Joan of Arc’s story told in the ravishing line and color of Demi’s art.
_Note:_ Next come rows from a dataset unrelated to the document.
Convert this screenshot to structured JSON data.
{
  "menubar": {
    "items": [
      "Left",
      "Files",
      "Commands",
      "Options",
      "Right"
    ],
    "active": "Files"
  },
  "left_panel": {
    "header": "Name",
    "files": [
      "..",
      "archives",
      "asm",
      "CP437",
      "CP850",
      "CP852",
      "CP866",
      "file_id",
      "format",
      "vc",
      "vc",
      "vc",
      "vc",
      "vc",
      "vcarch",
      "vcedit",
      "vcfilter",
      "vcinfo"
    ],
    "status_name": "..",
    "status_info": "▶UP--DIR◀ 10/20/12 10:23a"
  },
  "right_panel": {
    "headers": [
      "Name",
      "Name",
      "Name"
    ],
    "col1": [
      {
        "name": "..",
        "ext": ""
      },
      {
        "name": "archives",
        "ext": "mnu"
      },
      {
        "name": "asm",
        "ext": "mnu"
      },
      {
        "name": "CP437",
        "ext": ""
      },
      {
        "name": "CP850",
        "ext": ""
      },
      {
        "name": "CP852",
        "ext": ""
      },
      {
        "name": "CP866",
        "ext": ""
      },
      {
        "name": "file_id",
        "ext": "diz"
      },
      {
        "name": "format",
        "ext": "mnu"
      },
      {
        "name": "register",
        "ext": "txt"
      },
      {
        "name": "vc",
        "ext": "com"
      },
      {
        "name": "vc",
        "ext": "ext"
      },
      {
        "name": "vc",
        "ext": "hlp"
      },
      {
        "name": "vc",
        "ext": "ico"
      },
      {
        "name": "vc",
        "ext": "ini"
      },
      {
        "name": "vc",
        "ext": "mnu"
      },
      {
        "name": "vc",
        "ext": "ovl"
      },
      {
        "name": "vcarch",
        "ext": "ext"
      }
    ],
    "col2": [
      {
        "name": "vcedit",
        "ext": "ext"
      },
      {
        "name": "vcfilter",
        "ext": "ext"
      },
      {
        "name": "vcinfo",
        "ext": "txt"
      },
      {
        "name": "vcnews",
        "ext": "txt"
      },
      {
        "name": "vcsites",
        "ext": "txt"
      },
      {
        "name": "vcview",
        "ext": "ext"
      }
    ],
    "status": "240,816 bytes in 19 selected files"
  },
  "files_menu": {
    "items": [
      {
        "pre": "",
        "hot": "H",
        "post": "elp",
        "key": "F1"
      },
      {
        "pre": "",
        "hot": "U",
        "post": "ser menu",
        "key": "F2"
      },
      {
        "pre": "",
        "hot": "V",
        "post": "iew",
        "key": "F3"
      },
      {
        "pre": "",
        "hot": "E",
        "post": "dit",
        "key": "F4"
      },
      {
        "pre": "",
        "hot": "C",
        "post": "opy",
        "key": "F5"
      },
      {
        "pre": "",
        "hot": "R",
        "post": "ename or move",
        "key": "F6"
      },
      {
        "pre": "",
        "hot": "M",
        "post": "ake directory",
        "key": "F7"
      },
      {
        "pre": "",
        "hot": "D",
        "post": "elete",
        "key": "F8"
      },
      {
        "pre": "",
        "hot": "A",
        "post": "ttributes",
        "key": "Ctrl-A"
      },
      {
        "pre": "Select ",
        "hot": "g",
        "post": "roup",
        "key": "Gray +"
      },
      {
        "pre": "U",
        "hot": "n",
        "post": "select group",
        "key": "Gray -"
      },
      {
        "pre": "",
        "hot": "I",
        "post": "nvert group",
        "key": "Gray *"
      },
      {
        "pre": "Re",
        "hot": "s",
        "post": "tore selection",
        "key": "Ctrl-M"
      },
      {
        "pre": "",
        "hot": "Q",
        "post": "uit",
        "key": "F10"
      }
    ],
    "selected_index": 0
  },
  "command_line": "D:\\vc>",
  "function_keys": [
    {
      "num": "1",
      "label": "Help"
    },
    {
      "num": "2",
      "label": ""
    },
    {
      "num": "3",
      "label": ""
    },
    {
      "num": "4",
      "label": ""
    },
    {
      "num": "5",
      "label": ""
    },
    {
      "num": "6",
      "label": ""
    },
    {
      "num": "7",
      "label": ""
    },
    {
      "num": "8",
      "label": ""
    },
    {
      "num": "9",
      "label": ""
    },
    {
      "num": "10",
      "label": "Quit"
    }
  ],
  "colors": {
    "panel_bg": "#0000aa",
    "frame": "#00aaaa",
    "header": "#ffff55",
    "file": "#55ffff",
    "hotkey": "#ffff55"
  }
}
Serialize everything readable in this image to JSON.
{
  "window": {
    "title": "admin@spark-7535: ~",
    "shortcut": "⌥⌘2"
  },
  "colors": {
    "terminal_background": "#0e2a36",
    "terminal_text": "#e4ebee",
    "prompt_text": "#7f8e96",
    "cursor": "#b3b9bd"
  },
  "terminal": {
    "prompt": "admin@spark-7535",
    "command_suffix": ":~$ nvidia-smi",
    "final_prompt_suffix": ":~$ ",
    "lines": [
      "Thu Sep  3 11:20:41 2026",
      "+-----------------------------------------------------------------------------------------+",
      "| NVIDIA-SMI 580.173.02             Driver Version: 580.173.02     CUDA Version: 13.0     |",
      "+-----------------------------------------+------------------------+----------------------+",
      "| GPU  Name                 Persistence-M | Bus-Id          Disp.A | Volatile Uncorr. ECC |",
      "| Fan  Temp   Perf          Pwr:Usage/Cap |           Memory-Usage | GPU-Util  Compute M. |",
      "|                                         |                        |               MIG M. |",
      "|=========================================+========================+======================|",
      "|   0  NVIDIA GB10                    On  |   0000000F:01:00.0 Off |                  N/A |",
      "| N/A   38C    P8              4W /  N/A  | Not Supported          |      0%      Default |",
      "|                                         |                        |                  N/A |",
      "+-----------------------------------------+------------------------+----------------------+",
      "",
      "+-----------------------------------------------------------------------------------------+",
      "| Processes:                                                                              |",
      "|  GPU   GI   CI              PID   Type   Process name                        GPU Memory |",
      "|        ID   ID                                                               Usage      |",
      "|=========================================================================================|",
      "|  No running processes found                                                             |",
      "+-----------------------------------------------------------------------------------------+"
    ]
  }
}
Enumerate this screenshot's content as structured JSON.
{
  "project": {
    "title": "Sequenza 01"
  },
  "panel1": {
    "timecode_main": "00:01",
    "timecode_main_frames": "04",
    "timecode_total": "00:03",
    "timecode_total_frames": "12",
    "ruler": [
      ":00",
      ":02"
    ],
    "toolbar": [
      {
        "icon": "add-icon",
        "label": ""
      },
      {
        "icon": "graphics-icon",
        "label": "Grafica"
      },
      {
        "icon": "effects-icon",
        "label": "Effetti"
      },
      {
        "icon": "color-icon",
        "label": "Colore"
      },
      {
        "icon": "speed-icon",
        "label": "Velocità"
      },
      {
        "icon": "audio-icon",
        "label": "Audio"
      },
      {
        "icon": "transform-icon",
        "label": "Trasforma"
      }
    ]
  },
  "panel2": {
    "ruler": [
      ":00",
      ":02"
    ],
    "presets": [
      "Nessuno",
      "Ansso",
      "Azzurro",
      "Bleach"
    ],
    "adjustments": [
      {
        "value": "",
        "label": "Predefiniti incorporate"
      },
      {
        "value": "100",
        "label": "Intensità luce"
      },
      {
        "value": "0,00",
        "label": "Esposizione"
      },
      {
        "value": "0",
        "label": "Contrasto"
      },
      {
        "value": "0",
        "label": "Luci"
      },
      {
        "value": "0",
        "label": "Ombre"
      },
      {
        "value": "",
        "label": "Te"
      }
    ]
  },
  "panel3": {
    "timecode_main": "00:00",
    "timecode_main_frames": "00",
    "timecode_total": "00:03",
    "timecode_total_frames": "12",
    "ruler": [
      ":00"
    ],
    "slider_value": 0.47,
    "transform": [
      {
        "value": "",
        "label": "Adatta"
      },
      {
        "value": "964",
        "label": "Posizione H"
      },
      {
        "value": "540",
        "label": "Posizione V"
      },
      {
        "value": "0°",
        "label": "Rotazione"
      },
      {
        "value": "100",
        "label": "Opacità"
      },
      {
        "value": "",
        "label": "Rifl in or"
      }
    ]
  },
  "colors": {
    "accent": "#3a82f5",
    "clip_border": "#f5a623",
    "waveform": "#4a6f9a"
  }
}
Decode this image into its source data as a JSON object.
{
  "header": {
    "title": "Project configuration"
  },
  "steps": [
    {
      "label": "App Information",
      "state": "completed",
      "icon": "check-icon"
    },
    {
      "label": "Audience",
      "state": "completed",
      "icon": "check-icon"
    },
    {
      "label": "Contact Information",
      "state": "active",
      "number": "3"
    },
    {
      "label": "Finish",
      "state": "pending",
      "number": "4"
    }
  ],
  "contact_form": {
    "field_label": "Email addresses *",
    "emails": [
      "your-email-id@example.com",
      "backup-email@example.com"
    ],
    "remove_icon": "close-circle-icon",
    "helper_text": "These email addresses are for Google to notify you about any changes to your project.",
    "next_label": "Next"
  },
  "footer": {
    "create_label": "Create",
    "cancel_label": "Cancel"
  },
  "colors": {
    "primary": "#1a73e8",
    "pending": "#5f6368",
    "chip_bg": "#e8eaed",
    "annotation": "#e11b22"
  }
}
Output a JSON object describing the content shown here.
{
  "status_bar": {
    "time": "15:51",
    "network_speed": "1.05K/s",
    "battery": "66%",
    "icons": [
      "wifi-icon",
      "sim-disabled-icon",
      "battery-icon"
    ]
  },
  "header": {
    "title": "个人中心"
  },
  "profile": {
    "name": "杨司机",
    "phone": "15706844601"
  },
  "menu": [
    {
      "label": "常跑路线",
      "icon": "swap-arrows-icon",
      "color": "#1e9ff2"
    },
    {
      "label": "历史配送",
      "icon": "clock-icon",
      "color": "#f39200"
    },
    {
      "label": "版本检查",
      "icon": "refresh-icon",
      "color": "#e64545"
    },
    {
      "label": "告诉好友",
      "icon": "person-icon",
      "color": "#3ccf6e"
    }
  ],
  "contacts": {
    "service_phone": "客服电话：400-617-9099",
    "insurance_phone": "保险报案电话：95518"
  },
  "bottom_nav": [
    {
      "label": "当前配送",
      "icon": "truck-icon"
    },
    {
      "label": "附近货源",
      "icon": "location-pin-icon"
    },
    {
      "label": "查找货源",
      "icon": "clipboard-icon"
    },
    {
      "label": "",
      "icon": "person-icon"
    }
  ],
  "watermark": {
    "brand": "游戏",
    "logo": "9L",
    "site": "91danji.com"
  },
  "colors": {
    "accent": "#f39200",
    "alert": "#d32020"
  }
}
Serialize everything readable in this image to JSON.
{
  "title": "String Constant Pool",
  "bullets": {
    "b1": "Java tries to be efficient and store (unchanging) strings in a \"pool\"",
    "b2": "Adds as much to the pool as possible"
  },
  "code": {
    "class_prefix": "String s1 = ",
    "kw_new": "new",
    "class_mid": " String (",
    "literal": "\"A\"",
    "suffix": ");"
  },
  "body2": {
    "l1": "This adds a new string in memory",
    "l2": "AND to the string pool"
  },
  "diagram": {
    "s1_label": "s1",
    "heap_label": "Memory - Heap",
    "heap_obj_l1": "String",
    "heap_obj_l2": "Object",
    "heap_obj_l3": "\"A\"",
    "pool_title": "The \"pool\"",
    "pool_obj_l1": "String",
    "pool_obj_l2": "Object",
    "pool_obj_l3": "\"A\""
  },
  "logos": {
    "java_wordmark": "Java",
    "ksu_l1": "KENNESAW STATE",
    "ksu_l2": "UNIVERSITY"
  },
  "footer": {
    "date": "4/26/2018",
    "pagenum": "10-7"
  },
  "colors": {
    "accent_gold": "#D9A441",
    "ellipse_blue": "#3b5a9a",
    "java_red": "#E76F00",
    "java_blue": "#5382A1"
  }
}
Demi says in a note that she studied illuminated manuscripts and stained glass, and read “all” the children’s books on St. Joan. The pictures are intricately framed in a style to reflect medieval French illumination, and the pictures within use pattern, repetition, sinuous line and jewel-like color that recall cathedral windows and illuminated manuscripts. The text unequivocally treats the 15th-century Joan as a saint, casting the craven King Charles VII as the villain he was. Joan’s life is recounted with a strong emphasis on prayer and the will of God, from her beginnings as a devout peasant girl who heeded angelic and saintly voices through her victories and defeats to her imprisonment, trial and martyrdom at the stake. There is dialogue, including Joan's initial conversation with the Archangel Michael, but these quotes are not sourced or authenticated in any way. Joan always appears in the images within a nimbus of gold rays; gold is used lavishly to brilliant effect. The text is cast squarely as a battle between the will of God and the lack of will of the king and the French; the pictures allow readers to see Joan’s choices and to comprehend and relate to them.A young female hero par excellence. (Picture book/biography. 8-12)